returns `True` if and only if the first is greater than twice the
second. What is the type of your function?
Pattern matching
----------------
> wub :: Integer -> Integer
> wub 0 = 1
> wub n = n * wub (n-1)
>
> dub :: Integer -> Integer
> dub 0 = 0
> dub 1 = 1
> dub n = dub (n-1) + dub (n-2)
>
> flub :: (Integer, Integer) -> Integer
> flub p = fst p + 2 * snd p
>
> gub :: (Integer, Integer) -> Integer
> gub (x,y) = x + 2*y
* Evaluate `wub 0`, `wub 1`, and `wub 5`.
* Explain in words what `wub` does.
* What does the line `wub 0 = 1` mean?
* What do you think would happen if the lines `wub 0 = 1` and
`wub n = n * wub (n-1)` were switched? Make a guess *before* trying it, and
record your guess here.
* Now try it. What happens? Why?
* What happens when you evaluate `wub (-3)`? Why?
* Evaluate `wub (3+1)` and `wub 3+1`. Can you explain the
difference?
* What does `dub` do?
* What happens if the lines `dub 0 = 0` and `dub 1 = 1` are switched?
* Call `flub` and `gub` on some example inputs. Record your results
here. Do you notice a difference between the behavior of `flub` and
`gub`?
* Explain the difference between `flub` and `gub`.
* Which do you prefer? Why?
Guards
------
> hailstone :: Integer -> Integer
> hailstone n
> | even n = n `div` 2
> | otherwise = 3*n + 1
* Try evaluating `hailstone` on some example inputs; record them here.
* Try evaluating `even` on some example inputs. What does the `even`
function do?
* How is `otherwise` defined? (You'll have to Google this one.)
* Explain the behavior of `hailstone`.
Practice
--------
* Write a function `inRange` which takes two inputs, a pair of
`Integer`s and an `Integer`, and checks whether the `Integer` is in
between the elements of the pair (inclusive). For example,

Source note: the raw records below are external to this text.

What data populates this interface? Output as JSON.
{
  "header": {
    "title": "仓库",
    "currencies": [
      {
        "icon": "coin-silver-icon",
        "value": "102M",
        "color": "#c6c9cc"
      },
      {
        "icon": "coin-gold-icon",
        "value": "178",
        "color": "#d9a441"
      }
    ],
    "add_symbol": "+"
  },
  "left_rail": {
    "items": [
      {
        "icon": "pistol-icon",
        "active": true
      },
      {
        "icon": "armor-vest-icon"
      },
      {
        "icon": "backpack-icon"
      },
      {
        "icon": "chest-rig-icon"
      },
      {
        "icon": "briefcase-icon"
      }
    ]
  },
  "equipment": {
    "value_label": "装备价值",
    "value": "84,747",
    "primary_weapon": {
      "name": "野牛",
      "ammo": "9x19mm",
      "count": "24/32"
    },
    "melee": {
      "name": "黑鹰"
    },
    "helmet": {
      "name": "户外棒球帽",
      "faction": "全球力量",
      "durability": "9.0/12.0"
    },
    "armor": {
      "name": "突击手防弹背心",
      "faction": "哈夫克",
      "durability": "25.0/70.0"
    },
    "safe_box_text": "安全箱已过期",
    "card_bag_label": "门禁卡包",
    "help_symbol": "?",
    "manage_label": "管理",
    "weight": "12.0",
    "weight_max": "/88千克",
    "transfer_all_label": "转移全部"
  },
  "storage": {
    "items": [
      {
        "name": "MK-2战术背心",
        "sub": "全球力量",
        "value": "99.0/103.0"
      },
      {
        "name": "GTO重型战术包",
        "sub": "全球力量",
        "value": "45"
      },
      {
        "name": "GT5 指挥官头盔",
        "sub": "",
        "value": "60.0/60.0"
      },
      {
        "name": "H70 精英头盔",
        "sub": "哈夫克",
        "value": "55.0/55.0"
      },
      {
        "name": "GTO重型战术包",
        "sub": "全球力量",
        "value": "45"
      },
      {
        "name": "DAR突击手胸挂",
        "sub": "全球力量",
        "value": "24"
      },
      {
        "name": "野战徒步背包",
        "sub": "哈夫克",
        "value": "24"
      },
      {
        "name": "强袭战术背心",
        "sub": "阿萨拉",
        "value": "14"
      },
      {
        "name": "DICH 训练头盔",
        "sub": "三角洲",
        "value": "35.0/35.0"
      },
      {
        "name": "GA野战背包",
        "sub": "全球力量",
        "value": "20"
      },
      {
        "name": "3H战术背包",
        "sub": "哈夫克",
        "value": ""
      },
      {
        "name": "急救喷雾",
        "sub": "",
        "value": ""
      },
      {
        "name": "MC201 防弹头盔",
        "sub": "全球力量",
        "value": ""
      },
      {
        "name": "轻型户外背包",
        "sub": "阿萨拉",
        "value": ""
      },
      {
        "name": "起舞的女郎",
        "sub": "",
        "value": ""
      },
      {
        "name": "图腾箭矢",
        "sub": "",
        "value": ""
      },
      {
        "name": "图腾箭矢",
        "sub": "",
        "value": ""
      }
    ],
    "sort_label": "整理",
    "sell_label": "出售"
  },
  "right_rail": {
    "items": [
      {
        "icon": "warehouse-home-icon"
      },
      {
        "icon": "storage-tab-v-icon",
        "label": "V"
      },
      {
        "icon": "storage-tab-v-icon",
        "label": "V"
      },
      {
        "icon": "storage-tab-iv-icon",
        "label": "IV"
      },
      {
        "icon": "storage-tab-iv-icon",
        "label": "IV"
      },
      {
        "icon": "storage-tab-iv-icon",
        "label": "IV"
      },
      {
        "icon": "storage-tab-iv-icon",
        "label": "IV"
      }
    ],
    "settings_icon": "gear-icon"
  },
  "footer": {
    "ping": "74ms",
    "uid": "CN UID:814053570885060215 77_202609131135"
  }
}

`inRange (2,4) 2`, `inRange (2,4) 3`, and `inRange (2,4) 4` should all be
`True`, whereas `inRange (2,4) 6` should be `False`. Note that
`inRange (4,2) 3` should also be `True`.